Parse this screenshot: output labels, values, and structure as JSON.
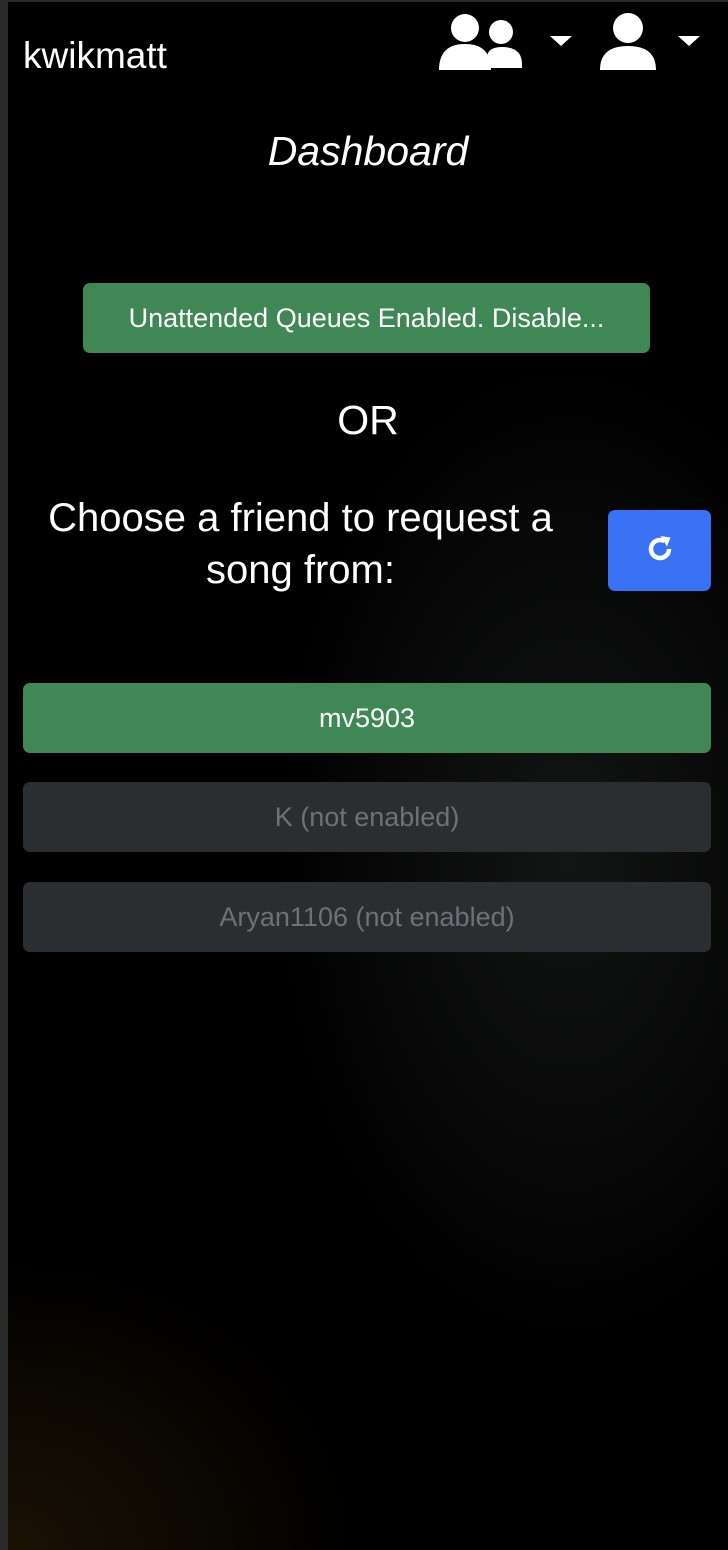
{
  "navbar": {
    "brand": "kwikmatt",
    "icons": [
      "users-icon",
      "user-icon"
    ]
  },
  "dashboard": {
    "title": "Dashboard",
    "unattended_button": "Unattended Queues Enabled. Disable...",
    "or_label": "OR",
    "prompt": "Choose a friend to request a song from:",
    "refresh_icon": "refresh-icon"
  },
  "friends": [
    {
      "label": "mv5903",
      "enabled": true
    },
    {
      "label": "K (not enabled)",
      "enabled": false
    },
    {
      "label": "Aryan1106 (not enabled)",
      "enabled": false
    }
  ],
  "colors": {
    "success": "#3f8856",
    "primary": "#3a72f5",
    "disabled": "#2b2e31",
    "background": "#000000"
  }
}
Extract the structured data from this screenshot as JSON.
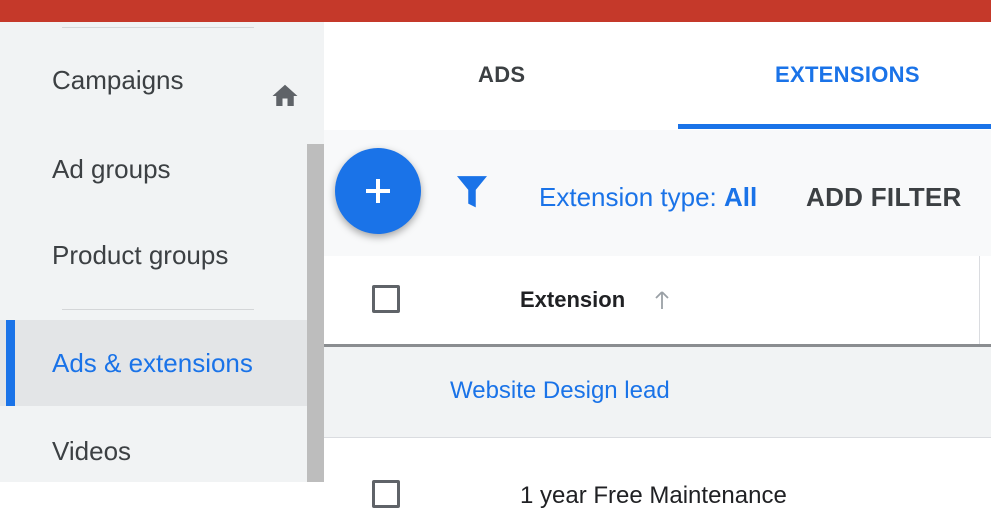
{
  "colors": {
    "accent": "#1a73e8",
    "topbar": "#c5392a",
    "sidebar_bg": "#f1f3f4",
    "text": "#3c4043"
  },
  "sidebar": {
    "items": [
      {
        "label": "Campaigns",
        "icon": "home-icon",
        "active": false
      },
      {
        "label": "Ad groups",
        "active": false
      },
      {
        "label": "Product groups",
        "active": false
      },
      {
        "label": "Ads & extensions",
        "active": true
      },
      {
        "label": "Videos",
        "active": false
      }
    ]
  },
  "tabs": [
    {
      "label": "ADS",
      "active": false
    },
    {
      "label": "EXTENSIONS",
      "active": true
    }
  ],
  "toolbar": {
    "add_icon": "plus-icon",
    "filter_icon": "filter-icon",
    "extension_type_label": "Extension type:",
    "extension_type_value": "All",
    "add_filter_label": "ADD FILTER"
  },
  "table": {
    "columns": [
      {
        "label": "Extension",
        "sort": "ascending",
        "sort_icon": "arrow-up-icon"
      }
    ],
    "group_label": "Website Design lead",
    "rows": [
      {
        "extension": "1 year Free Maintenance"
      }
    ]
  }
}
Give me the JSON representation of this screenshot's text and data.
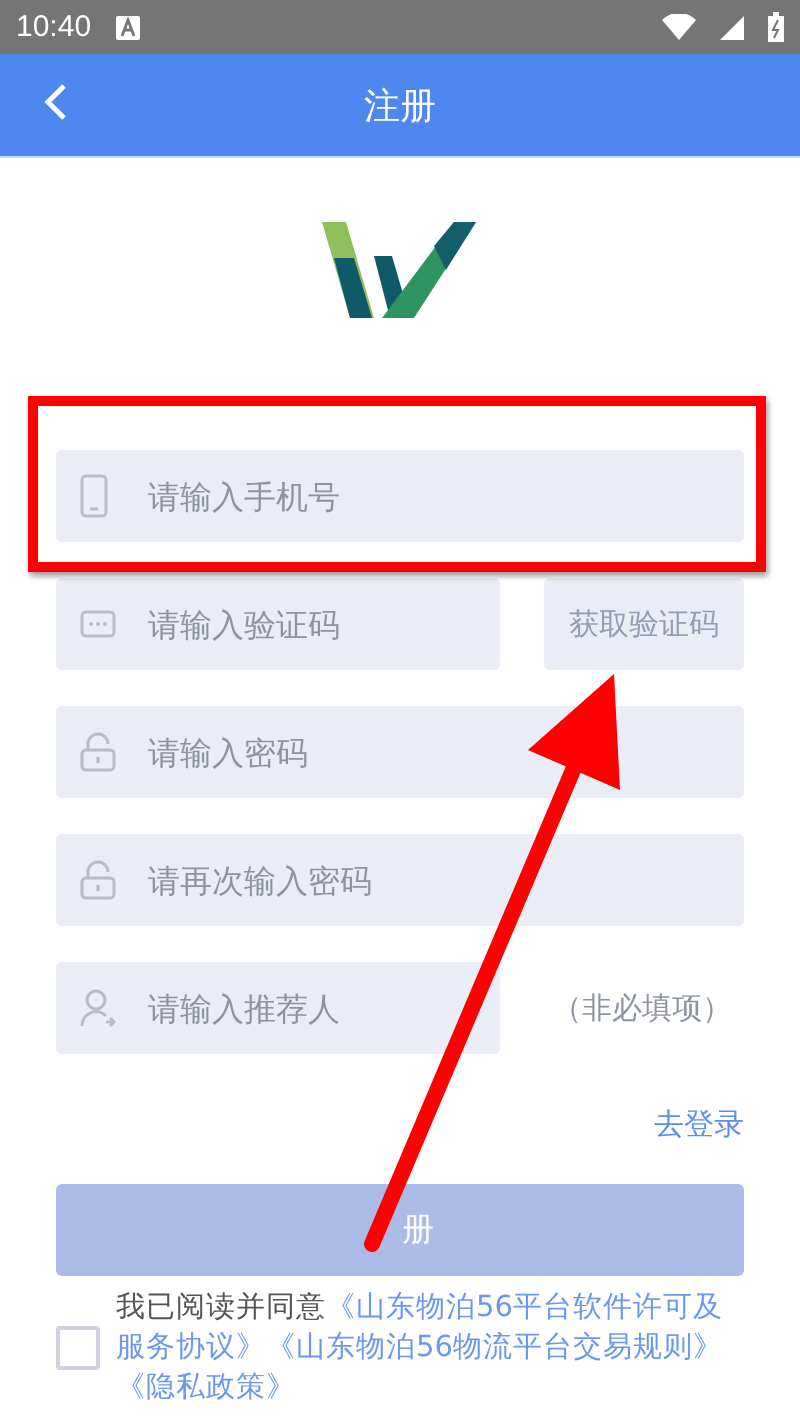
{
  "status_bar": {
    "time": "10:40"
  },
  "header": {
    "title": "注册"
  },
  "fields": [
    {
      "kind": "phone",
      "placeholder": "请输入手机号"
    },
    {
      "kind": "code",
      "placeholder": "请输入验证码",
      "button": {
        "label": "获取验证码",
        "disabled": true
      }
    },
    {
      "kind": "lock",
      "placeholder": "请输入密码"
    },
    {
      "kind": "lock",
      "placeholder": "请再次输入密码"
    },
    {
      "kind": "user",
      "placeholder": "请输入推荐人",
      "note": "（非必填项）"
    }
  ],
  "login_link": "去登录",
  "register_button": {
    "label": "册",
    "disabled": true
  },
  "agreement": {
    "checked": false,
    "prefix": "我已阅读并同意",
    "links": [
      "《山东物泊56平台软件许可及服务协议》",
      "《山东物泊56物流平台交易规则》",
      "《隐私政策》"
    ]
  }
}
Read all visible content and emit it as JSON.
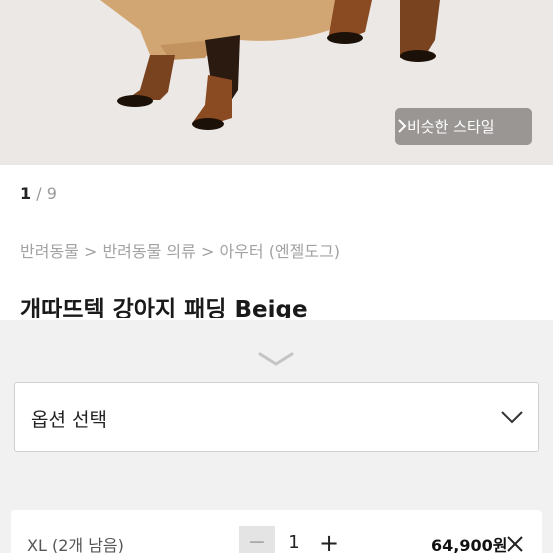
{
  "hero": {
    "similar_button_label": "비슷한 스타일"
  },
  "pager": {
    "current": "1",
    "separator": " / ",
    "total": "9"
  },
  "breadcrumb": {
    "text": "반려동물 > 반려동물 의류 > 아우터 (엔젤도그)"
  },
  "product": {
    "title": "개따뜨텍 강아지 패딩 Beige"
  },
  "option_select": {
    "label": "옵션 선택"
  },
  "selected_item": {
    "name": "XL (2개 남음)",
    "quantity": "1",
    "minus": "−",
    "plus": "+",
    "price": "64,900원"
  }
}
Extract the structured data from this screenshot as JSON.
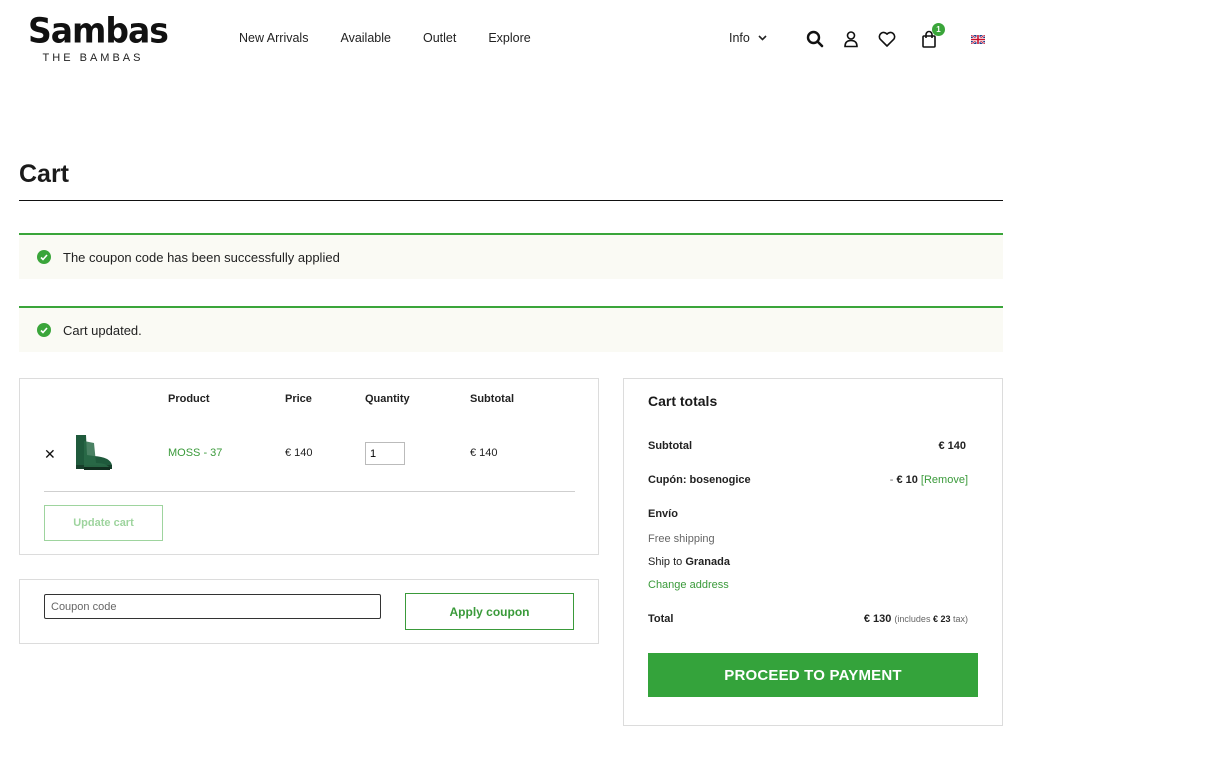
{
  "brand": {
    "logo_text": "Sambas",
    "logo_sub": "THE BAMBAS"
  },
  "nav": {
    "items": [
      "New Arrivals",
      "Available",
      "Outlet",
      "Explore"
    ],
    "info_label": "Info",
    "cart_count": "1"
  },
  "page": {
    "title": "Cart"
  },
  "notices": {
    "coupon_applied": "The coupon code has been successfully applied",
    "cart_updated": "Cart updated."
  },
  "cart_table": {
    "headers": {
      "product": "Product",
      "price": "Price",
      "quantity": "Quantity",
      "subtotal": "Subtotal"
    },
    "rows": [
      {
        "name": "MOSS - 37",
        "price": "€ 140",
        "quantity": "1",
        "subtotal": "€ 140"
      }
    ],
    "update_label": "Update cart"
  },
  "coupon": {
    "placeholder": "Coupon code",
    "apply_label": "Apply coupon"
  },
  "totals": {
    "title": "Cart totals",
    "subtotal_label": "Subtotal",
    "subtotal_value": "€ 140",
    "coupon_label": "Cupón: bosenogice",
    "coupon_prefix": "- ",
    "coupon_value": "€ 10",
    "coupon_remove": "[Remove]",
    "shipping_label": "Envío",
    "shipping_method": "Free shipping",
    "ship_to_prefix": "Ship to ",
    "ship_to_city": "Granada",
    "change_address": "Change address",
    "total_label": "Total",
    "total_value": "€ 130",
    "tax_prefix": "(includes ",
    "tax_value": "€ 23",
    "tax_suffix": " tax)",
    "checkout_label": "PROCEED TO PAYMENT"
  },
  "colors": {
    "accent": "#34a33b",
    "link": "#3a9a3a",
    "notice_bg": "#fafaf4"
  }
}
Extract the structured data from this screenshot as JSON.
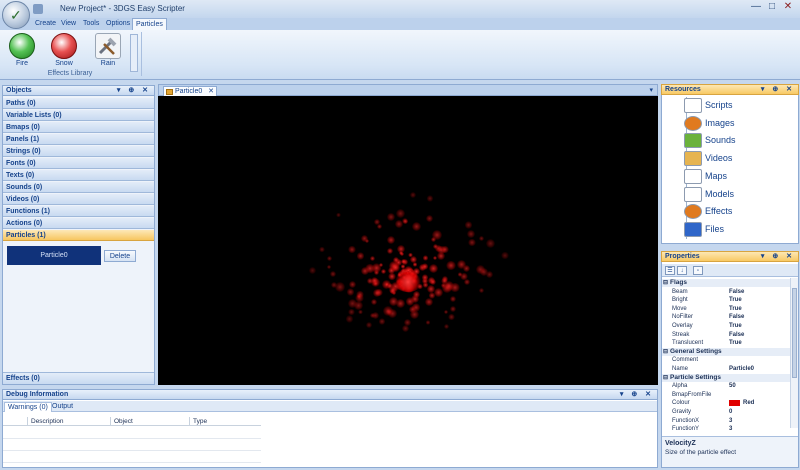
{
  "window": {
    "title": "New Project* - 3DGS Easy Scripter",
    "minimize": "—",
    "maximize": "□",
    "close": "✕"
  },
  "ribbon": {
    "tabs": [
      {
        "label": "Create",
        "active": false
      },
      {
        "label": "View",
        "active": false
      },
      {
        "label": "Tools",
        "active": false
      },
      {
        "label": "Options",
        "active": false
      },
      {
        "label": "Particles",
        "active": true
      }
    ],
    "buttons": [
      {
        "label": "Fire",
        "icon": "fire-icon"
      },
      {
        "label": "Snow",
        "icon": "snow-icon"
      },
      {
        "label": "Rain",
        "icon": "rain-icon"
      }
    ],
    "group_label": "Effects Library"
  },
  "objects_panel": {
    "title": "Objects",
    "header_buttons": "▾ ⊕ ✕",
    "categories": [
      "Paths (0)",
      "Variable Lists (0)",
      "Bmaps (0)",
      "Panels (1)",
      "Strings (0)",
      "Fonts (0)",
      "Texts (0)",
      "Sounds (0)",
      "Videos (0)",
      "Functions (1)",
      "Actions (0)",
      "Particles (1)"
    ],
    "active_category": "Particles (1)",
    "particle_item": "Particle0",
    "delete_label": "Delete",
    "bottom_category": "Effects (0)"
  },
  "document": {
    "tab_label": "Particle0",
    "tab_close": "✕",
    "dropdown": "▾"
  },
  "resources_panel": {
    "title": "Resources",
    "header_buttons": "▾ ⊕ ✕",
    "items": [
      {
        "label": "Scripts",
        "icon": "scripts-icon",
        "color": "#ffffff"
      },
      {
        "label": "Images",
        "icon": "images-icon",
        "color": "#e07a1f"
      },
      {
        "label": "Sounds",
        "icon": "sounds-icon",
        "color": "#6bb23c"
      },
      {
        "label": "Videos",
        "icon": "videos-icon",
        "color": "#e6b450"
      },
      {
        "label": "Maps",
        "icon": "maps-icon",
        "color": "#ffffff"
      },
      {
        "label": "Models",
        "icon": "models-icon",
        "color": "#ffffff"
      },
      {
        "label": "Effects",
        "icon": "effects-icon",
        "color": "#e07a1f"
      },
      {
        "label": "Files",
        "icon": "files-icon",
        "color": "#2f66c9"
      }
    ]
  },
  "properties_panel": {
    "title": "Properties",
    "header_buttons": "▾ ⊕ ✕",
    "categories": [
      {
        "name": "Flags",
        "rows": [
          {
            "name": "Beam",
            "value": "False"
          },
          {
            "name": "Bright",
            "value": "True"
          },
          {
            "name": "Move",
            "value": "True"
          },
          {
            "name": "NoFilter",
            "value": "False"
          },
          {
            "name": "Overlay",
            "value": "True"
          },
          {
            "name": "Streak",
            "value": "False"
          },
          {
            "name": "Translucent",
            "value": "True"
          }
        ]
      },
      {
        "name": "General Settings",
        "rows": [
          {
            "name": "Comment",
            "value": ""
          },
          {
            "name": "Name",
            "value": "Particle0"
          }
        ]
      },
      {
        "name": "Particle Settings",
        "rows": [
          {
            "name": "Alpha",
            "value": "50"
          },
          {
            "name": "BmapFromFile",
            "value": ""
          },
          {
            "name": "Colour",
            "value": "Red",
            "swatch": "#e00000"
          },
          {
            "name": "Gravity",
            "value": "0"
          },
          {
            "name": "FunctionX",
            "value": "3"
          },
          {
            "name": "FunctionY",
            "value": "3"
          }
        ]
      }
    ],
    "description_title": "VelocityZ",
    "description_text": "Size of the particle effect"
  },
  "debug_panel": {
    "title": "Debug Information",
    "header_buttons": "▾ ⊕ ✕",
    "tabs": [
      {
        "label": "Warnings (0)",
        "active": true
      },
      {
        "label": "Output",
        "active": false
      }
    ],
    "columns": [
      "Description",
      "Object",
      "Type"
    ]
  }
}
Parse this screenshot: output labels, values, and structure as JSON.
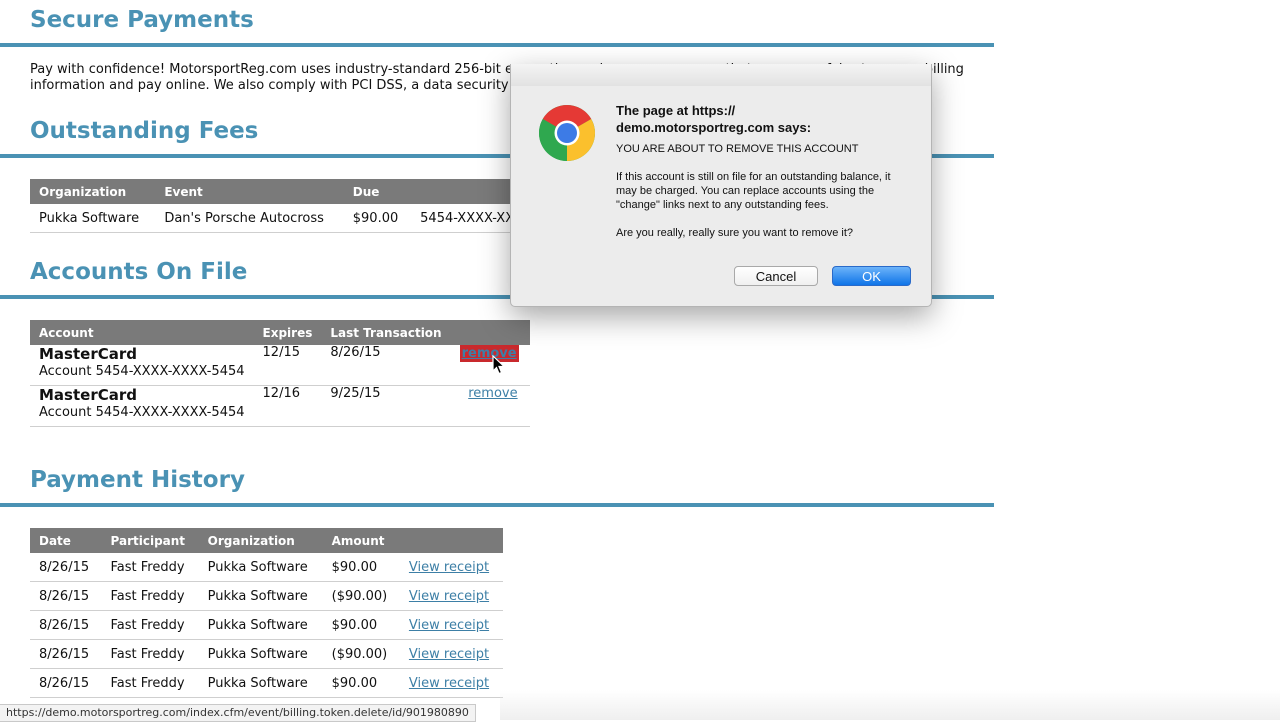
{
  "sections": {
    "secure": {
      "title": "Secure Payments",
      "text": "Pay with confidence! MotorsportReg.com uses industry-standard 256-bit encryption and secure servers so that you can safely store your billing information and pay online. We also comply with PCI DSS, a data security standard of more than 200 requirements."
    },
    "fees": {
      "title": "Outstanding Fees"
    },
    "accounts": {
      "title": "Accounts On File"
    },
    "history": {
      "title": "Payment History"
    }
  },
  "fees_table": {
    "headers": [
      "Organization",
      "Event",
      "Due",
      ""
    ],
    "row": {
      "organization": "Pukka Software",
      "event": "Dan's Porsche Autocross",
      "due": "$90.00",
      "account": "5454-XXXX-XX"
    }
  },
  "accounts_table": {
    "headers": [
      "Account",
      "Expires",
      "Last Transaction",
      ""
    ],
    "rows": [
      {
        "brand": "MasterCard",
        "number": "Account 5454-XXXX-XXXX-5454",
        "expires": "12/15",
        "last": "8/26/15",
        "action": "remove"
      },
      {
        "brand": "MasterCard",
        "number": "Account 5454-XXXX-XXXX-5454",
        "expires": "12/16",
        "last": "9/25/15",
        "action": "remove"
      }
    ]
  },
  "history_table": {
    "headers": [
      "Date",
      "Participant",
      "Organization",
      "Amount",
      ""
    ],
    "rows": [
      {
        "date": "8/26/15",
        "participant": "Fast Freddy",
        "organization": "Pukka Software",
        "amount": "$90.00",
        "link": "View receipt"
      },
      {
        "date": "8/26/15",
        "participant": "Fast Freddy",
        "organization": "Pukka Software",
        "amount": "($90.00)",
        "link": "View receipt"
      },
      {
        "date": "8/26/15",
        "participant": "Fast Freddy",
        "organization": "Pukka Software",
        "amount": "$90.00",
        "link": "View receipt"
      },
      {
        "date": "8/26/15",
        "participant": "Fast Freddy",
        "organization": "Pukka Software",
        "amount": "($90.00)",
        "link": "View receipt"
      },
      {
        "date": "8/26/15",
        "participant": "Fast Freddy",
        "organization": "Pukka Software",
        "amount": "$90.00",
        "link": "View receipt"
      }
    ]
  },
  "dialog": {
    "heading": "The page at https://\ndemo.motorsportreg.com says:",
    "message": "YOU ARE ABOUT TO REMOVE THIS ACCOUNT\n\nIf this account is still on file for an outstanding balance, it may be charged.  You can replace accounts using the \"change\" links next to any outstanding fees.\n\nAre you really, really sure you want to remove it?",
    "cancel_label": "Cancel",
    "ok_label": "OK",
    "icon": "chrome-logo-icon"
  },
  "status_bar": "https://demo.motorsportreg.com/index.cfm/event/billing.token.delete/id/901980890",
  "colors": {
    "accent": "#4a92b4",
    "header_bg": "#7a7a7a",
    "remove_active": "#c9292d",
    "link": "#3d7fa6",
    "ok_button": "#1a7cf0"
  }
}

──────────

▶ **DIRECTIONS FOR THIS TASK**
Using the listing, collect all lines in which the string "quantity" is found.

▶ **REPLY TO THE EXERCISE**
    "quantity": "1",
      "quantity": "Quantity",
        "quantity": "1",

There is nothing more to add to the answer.